“One of the first things he brought up after my diagnosis was ‘Oh we should start thinking about freezing your eggs’,” she said. Nikki was shocked, children were the last thing on her mind. “I wasn’t even close to thinking about children but I’m going through college everyday thinking, wow, do I want to have my own kids in the future? Do I want to be able to carry them?”

Freezing your eggs is an invasive surgery, and for some, the procedure is not an option due to finances. “I went and did my research and the procedure costs about $10,000, a month,” said Nikki. “It seems like the only way to deal with this is if you have money.”

“Right now, I can’t really think too far ahead in my future because I’m a senior in college, I’m trying to focus on graduating and job searching,” she explained. Her endometriosis also takes a toll on her post-grad job hunt.

“Even with job searching, I have to look for companies that have really good benefits. Sooner or later I’ll be 26, and there’s the possibility that I won’t get good coverage.” Without proper insurance coverage, it is not guaranteed that Nikki will be able to afford treatments in the future. Many insurance companies also discriminate against patients with pre-existing conditions like endometriosis. “It is something we should pay more attention to,” she said regarding the finances of women’s health.

Currently, there is no cure for endometriosis.
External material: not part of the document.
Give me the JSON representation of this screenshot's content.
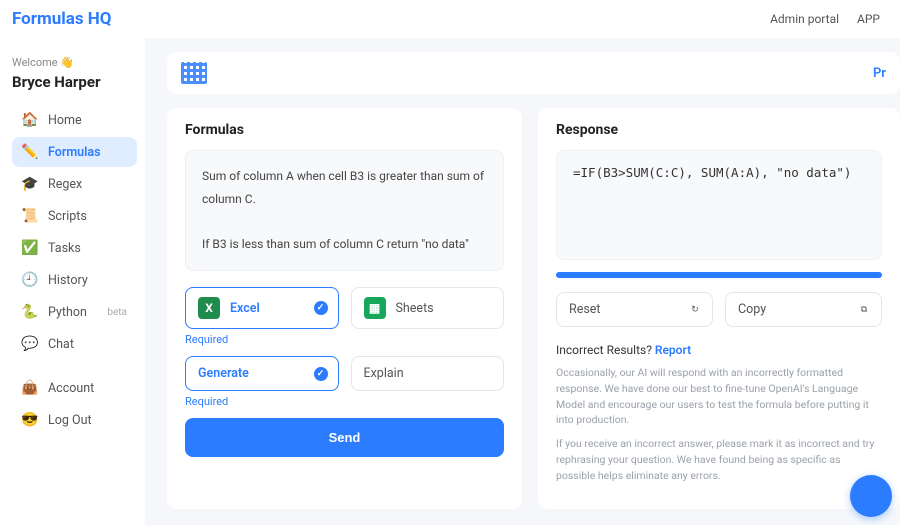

Many patients, including Nikki, are offered laparoscopic surgery as a method to relieve symptoms and to provides both patients and doctors with more answers. A laparoscopy is a procedure where surgeons create small incisions around the abdomen and use a small camera to observe the area. It can also be used for tissue removal, which is the case for many endometriosis patients undergoing laparoscopic surgery.

“Right now, I’m looking at getting surgery in December,” she said. “For a lot of women going through this, surgery is the only way to relieve [symptoms]. It’s something they may need to have up to every five years of their life.”

“Initially, I was relieved, it finally felt like I was getting some sort of answer and remedy,” she said, reminiscing on her first reaction to being told she needed surgery. “It was weird because surgery can be a daunting thing, to go under a general anesthetic and have somebody going inside of your body.”

As her surgery date draws near, she is reminded of the realities of endometriosis. “It’s starting to set in more,” she said. “Yes, it’s an answer, but its not a definitive answer. I could have to go through this for the rest of my life.”

Despite her hardships, Nikki remains positive, focusing on the things she loves. She is a creative writing and publishing & editing major at Susquehanna University. Aside from her studies, she is a member of Alpha Delta Pi, and the Vice President of the SU Dance Corps, where she teaches ballet.

Her love for dance is what keeps her motivated and provides her with relief. “Dance has been both my creative form and my exercise since I was five years old,” said Nikki. “It’s kind of the only thing that has been very constant in my life and has never [caused me] harm. Now especially, I find myself leaning on dance so much more as a form of exercise, releasing chemicals that can relieve some of the pain.”

Dance also gives her an outlet to cope with her day to day life. “It’s so relieving to have dance because it’s something that I love and hold dear to my heart, and its also helping with the pain,” she continued.

Nikki uses her voice, and various platforms including social media, to advocate for those living with endometriosis and other chronic pain illnesses as well. She will be graduating from Susquehanna University in May, and dreams of becoming the editor of a dance magazine in the future. Her future is bright, and she will not let endometriosis slow her down.